The new report emphasized, however, that people should not expect global warming to happen at a steady pace, or at the same rate throughout the country. Bitterly cold winters will continue to occur, the report said, even as they become somewhat less likely.

And the regional pattern varies for many effects beyond precipitation: For instance, while most of the country has warmed sharply over the past century, the Deep South has barely warmed at all, and a section of southern Alabama has even cooled slightly. In general, colder, more northerly regions are warming faster.

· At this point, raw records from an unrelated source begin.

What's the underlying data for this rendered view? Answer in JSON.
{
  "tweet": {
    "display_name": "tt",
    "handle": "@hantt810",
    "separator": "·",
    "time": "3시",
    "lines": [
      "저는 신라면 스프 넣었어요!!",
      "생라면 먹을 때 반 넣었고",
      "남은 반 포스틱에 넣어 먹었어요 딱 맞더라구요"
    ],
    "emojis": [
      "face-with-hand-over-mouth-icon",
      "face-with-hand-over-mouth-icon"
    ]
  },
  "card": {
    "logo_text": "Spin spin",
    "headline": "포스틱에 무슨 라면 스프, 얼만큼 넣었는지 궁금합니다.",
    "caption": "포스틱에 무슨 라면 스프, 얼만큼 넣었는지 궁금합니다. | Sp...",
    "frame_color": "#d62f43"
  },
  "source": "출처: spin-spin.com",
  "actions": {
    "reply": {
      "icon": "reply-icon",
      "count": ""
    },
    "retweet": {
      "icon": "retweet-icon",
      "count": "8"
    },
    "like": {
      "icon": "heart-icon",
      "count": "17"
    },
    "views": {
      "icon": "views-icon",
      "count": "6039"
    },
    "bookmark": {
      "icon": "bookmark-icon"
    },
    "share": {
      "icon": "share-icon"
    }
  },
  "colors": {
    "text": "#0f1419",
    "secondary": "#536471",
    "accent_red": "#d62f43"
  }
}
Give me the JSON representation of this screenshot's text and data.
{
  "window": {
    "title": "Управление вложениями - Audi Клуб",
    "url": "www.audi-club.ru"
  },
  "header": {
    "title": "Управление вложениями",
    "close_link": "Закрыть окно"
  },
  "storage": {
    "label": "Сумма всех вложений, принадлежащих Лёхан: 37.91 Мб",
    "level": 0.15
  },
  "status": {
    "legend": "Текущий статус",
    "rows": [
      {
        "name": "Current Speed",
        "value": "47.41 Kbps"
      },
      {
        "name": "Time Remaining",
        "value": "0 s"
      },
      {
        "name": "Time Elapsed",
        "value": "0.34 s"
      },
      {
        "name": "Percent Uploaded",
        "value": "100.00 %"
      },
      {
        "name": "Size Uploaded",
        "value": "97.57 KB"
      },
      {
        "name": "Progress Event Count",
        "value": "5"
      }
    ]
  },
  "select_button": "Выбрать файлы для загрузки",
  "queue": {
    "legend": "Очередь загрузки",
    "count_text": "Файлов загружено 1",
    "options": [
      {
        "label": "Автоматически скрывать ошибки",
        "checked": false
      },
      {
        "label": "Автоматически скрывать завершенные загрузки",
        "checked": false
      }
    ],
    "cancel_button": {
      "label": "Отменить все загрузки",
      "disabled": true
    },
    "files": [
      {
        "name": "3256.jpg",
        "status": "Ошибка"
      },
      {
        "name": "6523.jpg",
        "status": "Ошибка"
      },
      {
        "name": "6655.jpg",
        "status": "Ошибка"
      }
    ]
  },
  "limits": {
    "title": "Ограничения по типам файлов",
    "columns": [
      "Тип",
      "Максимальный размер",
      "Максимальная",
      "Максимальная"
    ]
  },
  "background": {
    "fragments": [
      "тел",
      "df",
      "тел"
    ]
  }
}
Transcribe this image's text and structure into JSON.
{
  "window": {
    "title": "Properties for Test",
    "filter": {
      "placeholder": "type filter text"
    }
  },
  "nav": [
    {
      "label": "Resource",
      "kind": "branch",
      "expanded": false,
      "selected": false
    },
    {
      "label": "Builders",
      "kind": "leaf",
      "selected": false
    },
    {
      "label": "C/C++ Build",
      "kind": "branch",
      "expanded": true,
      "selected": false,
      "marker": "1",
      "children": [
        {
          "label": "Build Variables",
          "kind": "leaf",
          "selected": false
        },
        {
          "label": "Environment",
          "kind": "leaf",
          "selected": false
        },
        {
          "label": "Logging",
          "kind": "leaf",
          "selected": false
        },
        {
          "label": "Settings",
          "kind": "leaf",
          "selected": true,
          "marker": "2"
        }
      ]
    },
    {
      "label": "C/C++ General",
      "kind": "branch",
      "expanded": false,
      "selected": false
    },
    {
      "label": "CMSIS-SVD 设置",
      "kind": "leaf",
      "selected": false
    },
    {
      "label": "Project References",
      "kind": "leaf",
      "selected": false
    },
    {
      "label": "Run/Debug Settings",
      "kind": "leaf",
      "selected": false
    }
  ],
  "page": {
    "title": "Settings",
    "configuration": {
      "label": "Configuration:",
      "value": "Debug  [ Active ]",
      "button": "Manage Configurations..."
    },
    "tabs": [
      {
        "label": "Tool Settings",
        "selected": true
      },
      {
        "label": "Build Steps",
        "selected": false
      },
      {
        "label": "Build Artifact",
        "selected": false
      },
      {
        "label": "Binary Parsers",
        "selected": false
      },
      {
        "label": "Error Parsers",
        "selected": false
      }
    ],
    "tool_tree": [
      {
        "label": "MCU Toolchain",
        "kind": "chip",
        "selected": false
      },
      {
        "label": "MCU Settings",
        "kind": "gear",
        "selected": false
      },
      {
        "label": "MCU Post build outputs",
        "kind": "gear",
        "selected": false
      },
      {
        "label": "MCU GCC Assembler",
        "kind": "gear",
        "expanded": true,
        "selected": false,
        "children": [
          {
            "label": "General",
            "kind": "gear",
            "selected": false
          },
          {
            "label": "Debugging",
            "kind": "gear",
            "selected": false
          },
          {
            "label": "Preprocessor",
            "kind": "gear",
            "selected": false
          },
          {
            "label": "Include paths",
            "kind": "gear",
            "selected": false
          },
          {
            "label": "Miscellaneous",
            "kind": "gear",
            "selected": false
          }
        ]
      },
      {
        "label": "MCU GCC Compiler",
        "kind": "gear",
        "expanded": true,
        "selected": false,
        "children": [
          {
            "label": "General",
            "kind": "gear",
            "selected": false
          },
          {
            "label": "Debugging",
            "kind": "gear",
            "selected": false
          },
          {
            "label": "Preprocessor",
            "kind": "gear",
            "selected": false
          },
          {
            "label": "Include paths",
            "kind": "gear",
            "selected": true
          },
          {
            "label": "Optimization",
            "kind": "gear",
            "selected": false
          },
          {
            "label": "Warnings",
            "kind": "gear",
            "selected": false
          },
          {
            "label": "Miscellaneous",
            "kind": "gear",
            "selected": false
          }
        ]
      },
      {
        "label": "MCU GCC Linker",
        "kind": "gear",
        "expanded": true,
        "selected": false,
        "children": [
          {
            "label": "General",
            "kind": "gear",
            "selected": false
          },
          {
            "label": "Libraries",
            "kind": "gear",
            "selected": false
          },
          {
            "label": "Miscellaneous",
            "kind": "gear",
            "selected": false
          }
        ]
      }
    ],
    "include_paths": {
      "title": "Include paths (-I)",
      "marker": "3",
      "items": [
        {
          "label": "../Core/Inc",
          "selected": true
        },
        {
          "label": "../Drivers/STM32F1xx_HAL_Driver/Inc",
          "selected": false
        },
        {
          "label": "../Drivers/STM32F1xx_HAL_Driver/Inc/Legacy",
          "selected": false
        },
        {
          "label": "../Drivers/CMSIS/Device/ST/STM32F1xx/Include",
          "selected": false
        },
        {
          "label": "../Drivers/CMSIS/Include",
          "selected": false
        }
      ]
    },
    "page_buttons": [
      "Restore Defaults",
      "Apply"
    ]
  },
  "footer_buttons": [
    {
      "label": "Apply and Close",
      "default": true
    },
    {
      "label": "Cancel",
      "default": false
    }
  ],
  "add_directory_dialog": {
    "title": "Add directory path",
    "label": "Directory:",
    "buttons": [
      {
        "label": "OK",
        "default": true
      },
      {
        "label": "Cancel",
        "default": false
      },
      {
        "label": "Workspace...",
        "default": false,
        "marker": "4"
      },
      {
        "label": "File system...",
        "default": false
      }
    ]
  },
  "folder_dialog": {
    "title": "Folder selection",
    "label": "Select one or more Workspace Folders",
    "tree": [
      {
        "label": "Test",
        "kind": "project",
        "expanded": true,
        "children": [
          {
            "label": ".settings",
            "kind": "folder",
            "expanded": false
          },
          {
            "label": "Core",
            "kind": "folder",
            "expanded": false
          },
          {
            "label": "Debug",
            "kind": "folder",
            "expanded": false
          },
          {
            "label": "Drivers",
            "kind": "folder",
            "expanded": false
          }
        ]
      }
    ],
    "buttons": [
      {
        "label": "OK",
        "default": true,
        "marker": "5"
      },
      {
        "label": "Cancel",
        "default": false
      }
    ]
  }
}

The report cited the likely role of climate change in causing an outbreak of mountain pine beetles that has devastated millions of acres of pine forest across the American West and the Canadian province of British Columbia; warmer winters and longer summers have let more of the beetles survive and reproduce at an exponential rate. It is now possible to drive for hours in some states and see mostly gray, dead trees across mountainsides.

The report said that severe, long-lasting heat waves were likely to become much more common. For instance, it cited research saying the type of record-breaking heat wave that baked Texas in 2011 had become substantially more likely because of the human release of greenhouse gases.

The chief polluters

Historically, the United States – with its large cars, large houses and high per capita consumption of energy – was responsible for more emissions than any other country. Lately, China has become the largest emitter overall, though its emissions per person are still far below those of the United States.

The report pointed out that while the country as a whole still has no comprehensive climate legislation, many states and cities have begun to take steps to limit emissions and to adapt to climatic changes that can no longer be avoided. But the report found that these efforts are inadequate compared with the magnitude of the problems that are coming.

News & Observer is pleased to provide this opportunity to share information, experiences and observations about what's in the news. Some of the comments may be reprinted elsewhere in the site or in the newspaper. We encourage lively, open debate on the issues of the day, and ask that you refrain from profanity, hate speech, personal comments and remarks that are off point. Thank you for taking the time to offer your thoughts.

Commenting FAQs | Terms of Service